→ **Work request**
Could you filter the records below and keep only the lines with the word "title"?

Page and application data records:
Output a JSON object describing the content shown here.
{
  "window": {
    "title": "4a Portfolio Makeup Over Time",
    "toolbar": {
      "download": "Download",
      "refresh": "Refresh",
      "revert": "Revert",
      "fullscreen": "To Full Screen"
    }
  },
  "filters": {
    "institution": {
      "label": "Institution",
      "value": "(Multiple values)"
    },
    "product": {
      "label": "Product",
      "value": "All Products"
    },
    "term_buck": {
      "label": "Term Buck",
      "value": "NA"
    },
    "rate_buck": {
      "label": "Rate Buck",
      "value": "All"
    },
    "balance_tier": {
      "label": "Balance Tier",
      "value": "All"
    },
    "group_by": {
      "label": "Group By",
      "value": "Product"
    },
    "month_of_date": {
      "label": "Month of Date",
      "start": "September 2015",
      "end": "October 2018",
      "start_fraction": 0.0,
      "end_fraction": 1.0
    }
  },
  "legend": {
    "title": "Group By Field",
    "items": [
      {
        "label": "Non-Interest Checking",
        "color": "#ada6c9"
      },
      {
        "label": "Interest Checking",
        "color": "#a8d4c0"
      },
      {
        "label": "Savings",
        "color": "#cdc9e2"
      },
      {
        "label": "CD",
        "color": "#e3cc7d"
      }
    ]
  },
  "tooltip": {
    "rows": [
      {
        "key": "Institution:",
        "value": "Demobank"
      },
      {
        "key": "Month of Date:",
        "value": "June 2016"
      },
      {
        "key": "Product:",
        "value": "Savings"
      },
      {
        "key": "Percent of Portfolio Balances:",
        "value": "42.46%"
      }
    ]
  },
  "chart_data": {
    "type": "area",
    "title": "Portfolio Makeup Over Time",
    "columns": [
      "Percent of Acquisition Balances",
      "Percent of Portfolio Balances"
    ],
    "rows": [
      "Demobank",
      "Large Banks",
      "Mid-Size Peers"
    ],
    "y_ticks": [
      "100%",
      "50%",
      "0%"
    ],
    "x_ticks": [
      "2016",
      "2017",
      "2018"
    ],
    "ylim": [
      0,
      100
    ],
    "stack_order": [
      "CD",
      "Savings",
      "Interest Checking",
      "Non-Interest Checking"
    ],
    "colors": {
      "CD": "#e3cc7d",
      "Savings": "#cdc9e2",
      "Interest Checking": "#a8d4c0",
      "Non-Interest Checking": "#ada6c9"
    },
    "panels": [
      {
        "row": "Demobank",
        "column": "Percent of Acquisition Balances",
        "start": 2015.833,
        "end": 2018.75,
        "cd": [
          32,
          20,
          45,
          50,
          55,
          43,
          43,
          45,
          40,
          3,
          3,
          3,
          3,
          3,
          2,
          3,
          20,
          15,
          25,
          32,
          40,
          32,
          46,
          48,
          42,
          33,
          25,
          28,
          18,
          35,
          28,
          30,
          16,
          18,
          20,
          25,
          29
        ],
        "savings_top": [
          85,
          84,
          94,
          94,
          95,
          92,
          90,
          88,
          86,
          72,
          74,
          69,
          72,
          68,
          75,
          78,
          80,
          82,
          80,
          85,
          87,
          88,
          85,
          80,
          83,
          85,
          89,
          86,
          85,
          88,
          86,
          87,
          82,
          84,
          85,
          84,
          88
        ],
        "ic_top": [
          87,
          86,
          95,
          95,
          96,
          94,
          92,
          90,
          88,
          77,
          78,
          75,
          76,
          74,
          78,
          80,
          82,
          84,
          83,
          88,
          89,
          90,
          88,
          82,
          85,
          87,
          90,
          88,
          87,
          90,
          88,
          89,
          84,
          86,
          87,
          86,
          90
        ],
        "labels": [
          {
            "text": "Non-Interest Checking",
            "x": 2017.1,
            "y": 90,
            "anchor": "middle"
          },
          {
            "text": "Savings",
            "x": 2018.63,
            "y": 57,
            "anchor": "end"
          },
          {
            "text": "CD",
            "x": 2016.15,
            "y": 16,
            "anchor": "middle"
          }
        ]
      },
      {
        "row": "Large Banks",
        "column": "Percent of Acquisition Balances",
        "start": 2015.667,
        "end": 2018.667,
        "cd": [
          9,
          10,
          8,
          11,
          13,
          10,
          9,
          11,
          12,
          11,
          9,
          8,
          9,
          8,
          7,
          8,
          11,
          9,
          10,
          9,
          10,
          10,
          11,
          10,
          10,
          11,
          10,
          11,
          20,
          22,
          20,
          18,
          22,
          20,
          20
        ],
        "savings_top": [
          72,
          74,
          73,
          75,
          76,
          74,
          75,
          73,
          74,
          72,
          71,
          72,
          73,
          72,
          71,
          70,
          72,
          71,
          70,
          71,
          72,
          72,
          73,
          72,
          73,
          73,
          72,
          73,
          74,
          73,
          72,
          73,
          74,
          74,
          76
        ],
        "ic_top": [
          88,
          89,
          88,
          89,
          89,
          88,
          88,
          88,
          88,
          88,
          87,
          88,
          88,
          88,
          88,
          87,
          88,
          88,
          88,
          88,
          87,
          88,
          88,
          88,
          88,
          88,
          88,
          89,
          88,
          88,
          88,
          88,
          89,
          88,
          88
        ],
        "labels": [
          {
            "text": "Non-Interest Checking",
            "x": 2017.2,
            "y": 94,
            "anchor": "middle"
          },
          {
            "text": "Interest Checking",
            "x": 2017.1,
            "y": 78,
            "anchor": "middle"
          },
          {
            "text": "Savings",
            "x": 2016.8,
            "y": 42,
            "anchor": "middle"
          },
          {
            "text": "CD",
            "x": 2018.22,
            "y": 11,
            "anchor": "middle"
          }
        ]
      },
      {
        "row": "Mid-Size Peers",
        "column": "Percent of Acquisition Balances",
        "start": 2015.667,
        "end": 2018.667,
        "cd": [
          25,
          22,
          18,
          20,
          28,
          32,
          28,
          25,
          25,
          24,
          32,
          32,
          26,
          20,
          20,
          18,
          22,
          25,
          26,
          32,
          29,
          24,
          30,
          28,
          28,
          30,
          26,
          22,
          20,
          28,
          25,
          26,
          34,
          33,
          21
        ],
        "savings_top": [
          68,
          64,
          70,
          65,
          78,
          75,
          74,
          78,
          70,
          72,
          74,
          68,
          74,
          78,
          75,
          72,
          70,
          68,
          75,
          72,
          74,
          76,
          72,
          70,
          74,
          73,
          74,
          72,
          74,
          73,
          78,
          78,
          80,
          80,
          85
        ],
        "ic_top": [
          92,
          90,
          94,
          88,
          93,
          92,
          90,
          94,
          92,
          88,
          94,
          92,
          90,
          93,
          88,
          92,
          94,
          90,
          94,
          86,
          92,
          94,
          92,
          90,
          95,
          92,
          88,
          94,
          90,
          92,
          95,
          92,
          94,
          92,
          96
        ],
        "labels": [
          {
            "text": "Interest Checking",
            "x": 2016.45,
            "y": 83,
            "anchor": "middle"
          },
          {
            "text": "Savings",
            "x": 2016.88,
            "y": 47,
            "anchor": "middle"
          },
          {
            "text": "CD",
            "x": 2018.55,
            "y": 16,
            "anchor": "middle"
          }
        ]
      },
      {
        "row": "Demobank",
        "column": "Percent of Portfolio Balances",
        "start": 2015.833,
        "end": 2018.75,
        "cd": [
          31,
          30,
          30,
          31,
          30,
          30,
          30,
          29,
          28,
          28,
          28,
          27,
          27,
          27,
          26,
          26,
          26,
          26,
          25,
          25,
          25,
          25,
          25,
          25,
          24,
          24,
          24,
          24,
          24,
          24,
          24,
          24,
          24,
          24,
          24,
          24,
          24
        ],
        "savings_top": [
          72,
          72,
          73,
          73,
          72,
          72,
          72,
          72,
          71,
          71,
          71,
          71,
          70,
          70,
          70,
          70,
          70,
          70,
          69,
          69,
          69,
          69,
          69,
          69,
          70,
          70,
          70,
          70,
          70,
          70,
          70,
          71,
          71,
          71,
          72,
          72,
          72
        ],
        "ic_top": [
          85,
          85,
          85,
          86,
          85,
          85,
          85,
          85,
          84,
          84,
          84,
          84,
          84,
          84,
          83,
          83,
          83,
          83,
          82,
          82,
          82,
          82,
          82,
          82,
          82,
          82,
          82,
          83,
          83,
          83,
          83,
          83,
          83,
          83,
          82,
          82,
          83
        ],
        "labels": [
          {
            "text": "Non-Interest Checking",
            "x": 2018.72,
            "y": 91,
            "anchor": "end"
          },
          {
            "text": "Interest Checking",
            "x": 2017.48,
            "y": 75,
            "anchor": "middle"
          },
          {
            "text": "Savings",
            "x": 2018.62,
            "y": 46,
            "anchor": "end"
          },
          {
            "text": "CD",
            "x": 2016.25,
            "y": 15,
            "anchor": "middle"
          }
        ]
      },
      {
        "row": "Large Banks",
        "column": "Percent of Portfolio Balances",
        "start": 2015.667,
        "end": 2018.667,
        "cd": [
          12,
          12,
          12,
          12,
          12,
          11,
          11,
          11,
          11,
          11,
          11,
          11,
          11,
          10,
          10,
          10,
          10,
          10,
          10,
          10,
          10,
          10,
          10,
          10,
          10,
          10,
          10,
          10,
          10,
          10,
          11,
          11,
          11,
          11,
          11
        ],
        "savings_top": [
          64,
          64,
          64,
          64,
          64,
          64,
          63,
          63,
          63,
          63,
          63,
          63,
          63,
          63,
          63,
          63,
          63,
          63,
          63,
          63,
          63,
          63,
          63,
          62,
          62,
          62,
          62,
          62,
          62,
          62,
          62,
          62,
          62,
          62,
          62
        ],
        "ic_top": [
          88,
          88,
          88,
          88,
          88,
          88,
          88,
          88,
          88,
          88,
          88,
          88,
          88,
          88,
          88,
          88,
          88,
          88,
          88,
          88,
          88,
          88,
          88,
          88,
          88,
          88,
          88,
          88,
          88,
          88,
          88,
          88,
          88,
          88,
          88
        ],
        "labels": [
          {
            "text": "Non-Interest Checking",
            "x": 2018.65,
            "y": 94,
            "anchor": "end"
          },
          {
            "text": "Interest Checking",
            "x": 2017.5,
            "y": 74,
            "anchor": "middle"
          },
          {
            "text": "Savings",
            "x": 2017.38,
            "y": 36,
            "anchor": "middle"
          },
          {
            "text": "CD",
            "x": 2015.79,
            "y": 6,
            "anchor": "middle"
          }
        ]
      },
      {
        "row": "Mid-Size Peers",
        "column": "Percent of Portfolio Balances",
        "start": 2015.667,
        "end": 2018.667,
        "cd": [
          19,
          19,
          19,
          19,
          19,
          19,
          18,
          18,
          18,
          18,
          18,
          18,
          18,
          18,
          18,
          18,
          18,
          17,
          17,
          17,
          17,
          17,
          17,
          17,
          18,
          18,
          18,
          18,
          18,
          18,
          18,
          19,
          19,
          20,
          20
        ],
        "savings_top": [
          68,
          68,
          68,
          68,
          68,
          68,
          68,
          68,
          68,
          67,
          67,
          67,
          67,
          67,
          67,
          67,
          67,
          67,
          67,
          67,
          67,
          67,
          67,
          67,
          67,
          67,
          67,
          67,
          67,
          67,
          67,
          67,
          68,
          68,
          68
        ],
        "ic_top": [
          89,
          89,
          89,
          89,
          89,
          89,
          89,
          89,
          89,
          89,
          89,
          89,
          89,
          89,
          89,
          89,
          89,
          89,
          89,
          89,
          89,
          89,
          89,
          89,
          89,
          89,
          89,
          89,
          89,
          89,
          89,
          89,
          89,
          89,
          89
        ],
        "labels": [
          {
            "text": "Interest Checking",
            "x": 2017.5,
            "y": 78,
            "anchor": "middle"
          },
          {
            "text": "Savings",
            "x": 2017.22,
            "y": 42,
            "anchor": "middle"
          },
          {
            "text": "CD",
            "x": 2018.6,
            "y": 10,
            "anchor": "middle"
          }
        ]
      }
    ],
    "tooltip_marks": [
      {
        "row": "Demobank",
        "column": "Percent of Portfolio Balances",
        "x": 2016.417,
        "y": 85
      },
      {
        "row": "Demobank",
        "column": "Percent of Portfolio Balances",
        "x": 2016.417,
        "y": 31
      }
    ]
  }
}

→ **Your solution**
    "title": "4a Portfolio Makeup Over Time",
    "title": "Group By Field",
    "title": "Portfolio Makeup Over Time",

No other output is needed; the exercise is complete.